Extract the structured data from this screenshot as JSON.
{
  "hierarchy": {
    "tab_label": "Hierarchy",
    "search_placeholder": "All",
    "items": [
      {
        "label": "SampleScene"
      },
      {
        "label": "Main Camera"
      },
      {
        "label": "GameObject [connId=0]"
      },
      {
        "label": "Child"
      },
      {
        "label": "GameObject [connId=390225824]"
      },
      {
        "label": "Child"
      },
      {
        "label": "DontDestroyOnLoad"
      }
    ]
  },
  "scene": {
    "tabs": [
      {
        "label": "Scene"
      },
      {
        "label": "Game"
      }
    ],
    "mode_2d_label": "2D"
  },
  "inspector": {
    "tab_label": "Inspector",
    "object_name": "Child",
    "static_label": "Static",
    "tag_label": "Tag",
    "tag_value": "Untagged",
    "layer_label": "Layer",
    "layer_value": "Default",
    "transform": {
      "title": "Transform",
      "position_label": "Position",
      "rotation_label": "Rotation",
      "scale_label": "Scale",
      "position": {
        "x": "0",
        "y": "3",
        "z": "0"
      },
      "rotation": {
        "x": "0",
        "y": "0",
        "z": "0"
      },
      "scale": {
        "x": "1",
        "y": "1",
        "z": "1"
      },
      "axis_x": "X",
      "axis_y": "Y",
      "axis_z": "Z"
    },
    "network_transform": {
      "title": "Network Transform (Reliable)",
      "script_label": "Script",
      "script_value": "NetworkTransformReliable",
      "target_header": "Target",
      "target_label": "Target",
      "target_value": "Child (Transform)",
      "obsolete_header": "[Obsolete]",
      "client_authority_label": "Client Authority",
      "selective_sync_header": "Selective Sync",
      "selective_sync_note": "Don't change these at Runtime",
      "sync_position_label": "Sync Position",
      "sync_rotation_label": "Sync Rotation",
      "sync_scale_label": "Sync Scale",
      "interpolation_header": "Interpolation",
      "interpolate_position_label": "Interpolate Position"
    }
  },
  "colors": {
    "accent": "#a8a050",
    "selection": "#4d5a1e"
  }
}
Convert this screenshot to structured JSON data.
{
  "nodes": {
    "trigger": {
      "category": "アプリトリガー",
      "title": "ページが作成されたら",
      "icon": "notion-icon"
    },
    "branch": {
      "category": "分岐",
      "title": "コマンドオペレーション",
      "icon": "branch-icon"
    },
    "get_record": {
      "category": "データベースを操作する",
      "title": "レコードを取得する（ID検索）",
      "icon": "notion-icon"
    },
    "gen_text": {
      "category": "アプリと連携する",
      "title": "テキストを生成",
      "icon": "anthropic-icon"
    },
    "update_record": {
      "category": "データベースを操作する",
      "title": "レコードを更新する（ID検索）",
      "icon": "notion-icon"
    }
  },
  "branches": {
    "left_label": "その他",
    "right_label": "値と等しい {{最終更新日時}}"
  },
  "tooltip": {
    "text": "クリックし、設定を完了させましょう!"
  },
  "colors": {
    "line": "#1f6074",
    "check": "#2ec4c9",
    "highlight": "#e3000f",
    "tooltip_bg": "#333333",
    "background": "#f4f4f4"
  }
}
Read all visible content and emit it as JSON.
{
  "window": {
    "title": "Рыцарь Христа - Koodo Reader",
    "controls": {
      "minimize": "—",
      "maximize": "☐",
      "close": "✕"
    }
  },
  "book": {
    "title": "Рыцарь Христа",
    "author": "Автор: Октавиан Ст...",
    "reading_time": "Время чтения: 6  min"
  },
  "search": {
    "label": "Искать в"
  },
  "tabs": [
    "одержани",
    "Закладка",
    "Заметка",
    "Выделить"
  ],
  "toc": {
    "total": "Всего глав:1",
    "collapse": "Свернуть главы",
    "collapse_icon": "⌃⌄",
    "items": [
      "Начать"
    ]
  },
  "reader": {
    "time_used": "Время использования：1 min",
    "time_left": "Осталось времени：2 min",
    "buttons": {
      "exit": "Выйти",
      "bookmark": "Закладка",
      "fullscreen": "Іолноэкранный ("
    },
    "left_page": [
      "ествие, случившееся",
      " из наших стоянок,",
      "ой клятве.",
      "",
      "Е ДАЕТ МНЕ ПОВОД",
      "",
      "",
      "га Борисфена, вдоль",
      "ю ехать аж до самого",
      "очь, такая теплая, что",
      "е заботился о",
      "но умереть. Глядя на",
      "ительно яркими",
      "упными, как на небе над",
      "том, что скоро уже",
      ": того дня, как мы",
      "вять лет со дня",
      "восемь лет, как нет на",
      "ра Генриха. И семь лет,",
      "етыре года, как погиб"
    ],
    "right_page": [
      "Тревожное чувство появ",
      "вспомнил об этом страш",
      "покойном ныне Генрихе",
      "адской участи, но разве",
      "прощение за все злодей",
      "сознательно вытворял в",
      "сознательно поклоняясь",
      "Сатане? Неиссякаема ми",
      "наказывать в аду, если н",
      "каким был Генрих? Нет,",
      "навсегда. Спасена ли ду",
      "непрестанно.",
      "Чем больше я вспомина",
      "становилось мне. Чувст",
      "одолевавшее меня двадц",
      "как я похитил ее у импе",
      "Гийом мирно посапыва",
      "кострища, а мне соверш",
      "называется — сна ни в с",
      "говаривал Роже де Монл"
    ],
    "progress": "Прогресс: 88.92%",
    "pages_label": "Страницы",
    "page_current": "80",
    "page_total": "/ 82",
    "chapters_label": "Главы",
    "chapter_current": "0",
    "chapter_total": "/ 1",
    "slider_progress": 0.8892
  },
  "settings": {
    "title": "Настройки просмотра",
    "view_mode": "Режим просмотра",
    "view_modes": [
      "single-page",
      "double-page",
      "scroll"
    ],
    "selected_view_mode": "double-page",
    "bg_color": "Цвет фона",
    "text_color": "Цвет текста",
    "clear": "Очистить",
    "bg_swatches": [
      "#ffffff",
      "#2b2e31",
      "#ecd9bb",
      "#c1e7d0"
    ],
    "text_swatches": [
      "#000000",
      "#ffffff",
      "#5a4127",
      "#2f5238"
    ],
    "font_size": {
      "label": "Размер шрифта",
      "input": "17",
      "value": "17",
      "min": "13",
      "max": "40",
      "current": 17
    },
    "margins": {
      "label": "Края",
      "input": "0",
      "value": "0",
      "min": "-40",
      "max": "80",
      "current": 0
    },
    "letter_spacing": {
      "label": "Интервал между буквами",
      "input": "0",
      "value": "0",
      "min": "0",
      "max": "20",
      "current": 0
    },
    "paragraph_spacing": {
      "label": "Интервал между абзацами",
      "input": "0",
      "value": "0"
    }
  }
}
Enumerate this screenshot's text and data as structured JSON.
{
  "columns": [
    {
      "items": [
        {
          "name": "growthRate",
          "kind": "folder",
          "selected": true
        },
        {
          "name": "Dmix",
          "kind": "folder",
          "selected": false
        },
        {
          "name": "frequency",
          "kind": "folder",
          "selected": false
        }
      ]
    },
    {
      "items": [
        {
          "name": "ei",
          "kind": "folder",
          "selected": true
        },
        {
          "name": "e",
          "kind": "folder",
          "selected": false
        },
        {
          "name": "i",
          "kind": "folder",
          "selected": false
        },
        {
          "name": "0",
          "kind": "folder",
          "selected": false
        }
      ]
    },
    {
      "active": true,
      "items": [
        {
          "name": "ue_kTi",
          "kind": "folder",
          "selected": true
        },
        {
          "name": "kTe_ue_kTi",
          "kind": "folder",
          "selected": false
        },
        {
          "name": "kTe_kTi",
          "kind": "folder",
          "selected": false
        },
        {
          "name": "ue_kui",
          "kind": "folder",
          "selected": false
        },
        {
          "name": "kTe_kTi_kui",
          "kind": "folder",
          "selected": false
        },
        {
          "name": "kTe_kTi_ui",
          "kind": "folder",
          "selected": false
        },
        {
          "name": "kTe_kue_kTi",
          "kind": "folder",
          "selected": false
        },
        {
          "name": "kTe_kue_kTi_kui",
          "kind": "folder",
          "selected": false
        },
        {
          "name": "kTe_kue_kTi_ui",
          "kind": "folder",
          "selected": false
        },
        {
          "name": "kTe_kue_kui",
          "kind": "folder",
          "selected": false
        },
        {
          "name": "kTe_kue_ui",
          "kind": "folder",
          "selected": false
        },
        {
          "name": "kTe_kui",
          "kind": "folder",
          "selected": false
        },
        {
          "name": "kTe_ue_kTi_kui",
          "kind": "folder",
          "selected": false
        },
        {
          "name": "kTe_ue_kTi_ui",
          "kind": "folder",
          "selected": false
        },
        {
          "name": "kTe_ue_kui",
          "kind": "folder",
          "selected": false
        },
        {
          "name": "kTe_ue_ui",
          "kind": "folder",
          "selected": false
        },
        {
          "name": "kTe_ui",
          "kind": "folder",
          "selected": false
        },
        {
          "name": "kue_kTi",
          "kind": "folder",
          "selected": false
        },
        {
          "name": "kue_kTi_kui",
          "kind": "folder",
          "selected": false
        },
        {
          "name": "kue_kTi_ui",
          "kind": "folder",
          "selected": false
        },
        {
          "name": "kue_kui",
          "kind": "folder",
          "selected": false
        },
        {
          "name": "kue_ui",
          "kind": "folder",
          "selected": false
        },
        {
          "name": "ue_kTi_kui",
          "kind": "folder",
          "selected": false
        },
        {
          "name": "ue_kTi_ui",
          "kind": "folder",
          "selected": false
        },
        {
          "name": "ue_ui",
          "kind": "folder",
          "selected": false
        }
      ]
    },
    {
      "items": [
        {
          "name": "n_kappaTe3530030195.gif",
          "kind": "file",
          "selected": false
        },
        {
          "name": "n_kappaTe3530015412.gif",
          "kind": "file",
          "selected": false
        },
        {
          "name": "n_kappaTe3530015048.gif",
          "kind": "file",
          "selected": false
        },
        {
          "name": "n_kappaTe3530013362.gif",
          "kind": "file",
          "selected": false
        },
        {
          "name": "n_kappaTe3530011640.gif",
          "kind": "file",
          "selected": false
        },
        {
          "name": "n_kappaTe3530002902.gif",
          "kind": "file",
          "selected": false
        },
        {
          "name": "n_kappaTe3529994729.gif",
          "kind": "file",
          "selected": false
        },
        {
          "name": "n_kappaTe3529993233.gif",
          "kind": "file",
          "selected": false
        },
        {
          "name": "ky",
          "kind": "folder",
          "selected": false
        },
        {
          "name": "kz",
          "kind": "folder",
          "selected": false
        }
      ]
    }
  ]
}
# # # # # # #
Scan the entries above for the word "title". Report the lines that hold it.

-- Expected answer --
      "title": "Transform",
      "title": "Network Transform (Reliable)",
      "title": "ページが作成されたら",
      "title": "コマンドオペレーション",
      "title": "レコードを取得する（ID検索）",
      "title": "テキストを生成",
      "title": "レコードを更新する（ID検索）",
    "title": "Рыцарь Христа - Koodo Reader",
    "title": "Рыцарь Христа",
    "title": "Настройки просмотра",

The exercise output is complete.